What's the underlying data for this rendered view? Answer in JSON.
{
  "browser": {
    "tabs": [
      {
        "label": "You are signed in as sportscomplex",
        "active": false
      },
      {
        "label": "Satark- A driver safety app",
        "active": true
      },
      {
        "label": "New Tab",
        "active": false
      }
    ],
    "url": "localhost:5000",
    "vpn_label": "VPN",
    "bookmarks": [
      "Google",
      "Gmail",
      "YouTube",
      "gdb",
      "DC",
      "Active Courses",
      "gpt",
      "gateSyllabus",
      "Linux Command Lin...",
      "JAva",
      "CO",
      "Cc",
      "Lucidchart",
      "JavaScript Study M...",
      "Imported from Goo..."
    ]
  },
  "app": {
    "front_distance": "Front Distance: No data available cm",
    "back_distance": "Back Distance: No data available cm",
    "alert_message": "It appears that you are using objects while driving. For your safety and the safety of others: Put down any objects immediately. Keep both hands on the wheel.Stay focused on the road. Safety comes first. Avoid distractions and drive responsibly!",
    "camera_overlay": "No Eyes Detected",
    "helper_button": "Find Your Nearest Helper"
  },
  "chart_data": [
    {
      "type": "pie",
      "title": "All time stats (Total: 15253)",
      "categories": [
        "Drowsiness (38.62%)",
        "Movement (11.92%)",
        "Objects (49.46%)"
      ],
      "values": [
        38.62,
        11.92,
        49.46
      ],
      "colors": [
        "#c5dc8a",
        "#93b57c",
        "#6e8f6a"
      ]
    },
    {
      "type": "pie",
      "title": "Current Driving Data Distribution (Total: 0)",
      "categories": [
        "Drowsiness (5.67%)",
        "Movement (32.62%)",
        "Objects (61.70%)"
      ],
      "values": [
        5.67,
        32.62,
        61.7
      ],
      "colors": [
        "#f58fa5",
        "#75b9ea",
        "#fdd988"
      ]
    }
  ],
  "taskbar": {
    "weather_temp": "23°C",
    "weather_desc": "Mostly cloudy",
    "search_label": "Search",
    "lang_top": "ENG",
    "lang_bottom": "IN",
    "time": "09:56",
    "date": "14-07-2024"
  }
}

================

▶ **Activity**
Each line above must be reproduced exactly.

▶ **Your solution**
What's the underlying data for this rendered view? Answer in JSON.
{
  "browser": {
    "tabs": [
      {
        "label": "You are signed in as sportscomplex",
        "active": false
      },
      {
        "label": "Satark- A driver safety app",
        "active": true
      },
      {
        "label": "New Tab",
        "active": false
      }
    ],
    "url": "localhost:5000",
    "vpn_label": "VPN",
    "bookmarks": [
      "Google",
      "Gmail",
      "YouTube",
      "gdb",
      "DC",
      "Active Courses",
      "gpt",
      "gateSyllabus",
      "Linux Command Lin...",
      "JAva",
      "CO",
      "Cc",
      "Lucidchart",
      "JavaScript Study M...",
      "Imported from Goo..."
    ]
  },
  "app": {
    "front_distance": "Front Distance: No data available cm",
    "back_distance": "Back Distance: No data available cm",
    "alert_message": "It appears that you are using objects while driving. For your safety and the safety of others: Put down any objects immediately. Keep both hands on the wheel.Stay focused on the road. Safety comes first. Avoid distractions and drive responsibly!",
    "camera_overlay": "No Eyes Detected",
    "helper_button": "Find Your Nearest Helper"
  },
  "chart_data": [
    {
      "type": "pie",
      "title": "All time stats (Total: 15253)",
      "categories": [
        "Drowsiness (38.62%)",
        "Movement (11.92%)",
        "Objects (49.46%)"
      ],
      "values": [
        38.62,
        11.92,
        49.46
      ],
      "colors": [
        "#c5dc8a",
        "#93b57c",
        "#6e8f6a"
      ]
    },
    {
      "type": "pie",
      "title": "Current Driving Data Distribution (Total: 0)",
      "categories": [
        "Drowsiness (5.67%)",
        "Movement (32.62%)",
        "Objects (61.70%)"
      ],
      "values": [
        5.67,
        32.62,
        61.7
      ],
      "colors": [
        "#f58fa5",
        "#75b9ea",
        "#fdd988"
      ]
    }
  ],
  "taskbar": {
    "weather_temp": "23°C",
    "weather_desc": "Mostly cloudy",
    "search_label": "Search",
    "lang_top": "ENG",
    "lang_bottom": "IN",
    "time": "09:56",
    "date": "14-07-2024"
  }
}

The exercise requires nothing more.